Although the two subscores use the same numbers (6 to 51), the scores don’t mean the same thing. For example, as of June 2019, a Verbal section score of 45 is rated the 99th percentile—that is, only 1% of test-takers score a 45+ on the Verbal section of the GMAT. On the quant section, by contrast, the top score of 51 is the 96th percentile, so 4% of test-takers earn a 51 on quant. Just note this difference when you’re setting goals for yourself—a score of 40+ is excellent on verbal but not especially impressive on quant. Take that into account when setting goals for yourself.
At the top 10 U.S. schools, mean 3-digit Total scores are above 700 (and the very top ones are in the 730 to 740 range). The top schools typically consider a quant score of 45 or higher to be good enough, as well as a verbal score of 35 or higher. But! If you hit exactly Q45 and V35, your overall score would be only about a 650. To get a 700+ kind of score, you’ll need to score higher than those “baselines” in at least one of the two sub-sections (Q or V).
On the IR section, the mean score is between 4 and 5 (the full scale is 1 to 8). For more competitive schools, try to beat the mean (5+). If you want to go into management consulting or investment banking with a top firm, aim for a 7 or 8.
In short, a “good” score is whatever will look good to the particular schools you want to attend. If your Total GMAT score is at or above a particular school’s mean score, then your score is a plus on your application—but as long as you are within the school’s “middle 80%” range, your GMAT score is probably good enough. Once your score is good enough, schools are going to look at the rest of your application to make the decision.
Note: All data points and details regarding the official exam are valid as of June 2019.

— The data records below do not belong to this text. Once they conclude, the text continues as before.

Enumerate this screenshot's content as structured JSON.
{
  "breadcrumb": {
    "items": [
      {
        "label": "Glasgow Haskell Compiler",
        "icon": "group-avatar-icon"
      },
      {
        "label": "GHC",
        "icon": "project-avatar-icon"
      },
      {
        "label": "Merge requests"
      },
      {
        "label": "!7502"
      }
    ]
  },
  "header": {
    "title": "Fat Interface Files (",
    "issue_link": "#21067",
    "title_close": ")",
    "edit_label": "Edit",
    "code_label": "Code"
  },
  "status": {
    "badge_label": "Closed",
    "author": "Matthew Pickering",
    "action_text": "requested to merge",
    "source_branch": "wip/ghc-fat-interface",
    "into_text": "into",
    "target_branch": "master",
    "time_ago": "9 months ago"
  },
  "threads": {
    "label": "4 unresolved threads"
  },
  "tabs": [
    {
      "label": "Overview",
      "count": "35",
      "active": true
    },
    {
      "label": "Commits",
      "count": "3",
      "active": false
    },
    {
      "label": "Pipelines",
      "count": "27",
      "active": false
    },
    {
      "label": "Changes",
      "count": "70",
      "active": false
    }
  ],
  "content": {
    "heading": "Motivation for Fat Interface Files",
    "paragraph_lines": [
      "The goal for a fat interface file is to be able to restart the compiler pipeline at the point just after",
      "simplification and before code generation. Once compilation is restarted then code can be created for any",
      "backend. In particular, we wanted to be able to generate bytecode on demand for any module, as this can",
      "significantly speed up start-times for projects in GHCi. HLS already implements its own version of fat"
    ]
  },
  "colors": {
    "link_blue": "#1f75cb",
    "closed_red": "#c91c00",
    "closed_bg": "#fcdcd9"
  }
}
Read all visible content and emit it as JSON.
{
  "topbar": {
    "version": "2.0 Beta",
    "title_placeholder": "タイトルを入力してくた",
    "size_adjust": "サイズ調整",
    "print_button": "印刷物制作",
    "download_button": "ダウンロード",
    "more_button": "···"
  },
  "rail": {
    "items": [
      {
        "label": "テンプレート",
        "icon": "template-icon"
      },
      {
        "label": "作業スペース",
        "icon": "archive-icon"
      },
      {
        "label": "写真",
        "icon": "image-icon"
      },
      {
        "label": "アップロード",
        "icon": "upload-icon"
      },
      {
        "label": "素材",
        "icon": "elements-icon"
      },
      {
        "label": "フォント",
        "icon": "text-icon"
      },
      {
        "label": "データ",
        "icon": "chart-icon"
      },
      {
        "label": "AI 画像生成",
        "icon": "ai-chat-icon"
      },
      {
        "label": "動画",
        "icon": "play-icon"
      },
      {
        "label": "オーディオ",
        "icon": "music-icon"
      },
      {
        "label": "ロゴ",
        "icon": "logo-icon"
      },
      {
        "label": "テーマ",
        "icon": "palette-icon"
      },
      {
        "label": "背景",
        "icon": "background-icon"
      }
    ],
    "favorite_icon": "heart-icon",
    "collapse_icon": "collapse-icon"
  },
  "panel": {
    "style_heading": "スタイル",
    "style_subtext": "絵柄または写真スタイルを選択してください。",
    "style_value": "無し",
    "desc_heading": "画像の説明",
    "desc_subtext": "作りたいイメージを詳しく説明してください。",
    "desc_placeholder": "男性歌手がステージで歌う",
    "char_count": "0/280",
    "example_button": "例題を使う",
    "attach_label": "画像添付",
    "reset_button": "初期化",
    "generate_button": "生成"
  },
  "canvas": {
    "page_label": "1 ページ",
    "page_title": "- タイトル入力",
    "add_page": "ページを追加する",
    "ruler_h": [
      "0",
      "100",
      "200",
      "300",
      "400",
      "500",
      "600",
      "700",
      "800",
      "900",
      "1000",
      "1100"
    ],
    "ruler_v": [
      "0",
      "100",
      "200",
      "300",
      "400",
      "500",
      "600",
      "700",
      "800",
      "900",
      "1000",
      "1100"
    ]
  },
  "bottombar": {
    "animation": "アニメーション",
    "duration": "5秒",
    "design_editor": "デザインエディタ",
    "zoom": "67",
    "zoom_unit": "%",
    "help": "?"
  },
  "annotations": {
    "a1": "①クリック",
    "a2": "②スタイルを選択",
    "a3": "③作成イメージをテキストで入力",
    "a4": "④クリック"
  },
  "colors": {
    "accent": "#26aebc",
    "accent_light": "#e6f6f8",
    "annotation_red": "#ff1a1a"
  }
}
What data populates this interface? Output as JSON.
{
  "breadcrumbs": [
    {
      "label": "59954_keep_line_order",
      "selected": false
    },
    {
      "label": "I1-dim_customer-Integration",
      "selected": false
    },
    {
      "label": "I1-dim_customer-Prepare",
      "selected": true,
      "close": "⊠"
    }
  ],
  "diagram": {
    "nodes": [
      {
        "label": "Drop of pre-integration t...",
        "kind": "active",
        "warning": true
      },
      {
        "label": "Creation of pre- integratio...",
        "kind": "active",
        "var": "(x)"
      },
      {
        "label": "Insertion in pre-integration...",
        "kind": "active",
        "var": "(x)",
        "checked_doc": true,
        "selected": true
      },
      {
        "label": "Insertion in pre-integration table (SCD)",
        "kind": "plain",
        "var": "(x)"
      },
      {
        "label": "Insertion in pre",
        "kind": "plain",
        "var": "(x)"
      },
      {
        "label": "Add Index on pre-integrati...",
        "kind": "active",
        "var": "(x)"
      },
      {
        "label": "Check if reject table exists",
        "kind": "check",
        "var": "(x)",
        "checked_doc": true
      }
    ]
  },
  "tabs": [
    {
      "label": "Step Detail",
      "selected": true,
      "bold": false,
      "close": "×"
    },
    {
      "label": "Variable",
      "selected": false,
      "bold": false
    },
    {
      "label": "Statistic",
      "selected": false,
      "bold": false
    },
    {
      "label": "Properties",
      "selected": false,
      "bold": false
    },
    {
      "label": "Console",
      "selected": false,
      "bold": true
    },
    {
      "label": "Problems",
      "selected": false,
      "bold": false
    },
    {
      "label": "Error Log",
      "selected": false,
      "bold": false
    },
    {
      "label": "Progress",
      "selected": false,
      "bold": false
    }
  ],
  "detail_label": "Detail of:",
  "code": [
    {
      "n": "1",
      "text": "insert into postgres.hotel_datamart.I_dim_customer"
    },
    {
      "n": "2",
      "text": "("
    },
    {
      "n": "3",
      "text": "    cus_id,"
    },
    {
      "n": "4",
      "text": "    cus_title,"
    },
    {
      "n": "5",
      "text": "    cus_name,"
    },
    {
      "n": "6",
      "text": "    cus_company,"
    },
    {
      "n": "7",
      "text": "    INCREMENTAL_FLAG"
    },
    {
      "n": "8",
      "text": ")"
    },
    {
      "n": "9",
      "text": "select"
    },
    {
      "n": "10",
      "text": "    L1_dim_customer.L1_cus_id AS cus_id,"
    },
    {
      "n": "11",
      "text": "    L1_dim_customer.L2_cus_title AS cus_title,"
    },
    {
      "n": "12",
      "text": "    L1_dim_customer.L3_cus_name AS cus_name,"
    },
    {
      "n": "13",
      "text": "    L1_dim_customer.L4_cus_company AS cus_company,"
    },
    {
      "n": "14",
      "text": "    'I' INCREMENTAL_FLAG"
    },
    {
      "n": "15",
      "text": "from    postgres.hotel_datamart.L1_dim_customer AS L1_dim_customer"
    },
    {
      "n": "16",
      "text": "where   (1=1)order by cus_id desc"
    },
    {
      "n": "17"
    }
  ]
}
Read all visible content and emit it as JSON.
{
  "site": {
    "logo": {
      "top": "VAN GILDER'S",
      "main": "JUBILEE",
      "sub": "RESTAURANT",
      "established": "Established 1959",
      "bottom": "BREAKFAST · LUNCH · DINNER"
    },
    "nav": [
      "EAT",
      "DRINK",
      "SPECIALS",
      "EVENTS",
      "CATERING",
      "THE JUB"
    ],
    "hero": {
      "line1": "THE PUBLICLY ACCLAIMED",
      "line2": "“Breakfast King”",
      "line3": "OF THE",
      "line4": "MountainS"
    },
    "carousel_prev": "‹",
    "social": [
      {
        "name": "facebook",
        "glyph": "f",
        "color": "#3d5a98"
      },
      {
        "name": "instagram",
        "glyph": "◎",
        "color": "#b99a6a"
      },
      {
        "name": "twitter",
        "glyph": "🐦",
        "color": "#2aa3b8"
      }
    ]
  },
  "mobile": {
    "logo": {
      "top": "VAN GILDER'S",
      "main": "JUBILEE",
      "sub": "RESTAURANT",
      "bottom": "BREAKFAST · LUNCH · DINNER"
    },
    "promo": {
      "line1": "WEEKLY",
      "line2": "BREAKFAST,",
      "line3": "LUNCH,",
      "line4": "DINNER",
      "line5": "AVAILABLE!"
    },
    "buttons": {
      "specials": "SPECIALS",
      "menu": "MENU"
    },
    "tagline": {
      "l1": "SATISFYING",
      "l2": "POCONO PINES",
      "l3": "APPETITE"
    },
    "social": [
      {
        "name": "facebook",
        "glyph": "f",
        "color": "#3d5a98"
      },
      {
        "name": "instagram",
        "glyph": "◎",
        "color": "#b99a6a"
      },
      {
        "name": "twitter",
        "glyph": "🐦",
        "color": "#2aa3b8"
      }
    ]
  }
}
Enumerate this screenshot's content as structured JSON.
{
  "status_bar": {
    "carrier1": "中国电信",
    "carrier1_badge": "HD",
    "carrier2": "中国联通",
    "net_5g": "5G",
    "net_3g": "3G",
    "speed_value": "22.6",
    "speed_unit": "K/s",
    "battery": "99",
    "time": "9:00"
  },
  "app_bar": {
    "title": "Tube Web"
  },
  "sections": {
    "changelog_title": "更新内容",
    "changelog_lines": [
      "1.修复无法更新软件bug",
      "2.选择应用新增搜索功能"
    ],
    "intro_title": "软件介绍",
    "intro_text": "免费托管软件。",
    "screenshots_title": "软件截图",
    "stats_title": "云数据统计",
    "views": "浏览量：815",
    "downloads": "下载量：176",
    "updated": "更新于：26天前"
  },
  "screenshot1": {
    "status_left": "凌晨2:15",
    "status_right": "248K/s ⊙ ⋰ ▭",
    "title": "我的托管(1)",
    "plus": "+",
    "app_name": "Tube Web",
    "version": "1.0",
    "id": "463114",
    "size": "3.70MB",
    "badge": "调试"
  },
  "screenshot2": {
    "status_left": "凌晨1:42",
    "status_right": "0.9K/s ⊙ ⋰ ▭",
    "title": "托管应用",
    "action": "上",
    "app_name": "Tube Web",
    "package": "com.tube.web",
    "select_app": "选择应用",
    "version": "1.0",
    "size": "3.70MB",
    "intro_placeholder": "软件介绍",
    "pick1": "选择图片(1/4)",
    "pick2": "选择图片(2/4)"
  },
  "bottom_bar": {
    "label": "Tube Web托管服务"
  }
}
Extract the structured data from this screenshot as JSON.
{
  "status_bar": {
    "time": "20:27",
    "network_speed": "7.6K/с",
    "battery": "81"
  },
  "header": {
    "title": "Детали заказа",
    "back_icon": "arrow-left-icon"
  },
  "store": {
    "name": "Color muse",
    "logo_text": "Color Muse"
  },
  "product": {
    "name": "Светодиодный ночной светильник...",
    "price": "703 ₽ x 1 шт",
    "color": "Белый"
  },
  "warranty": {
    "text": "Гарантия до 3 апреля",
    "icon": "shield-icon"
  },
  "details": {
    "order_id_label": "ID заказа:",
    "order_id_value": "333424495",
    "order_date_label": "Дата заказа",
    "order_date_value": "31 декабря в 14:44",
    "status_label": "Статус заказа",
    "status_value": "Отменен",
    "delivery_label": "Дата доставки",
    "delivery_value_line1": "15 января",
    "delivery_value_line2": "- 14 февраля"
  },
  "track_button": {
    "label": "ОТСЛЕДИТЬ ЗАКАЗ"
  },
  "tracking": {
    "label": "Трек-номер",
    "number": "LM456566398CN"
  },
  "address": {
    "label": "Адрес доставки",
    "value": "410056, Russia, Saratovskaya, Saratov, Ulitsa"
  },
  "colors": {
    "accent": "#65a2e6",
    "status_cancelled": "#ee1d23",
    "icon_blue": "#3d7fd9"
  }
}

Stacey Koprince is a Manhattan Prep instructor based in Montreal, Canada and Los Angeles, California. Stacey has been teaching the GMAT, EA, GRE, and LSAT for more than 15 years and is one of the most well-known instructors in the industry. Stacey loves to teach and is absolutely fascinated by standardized tests.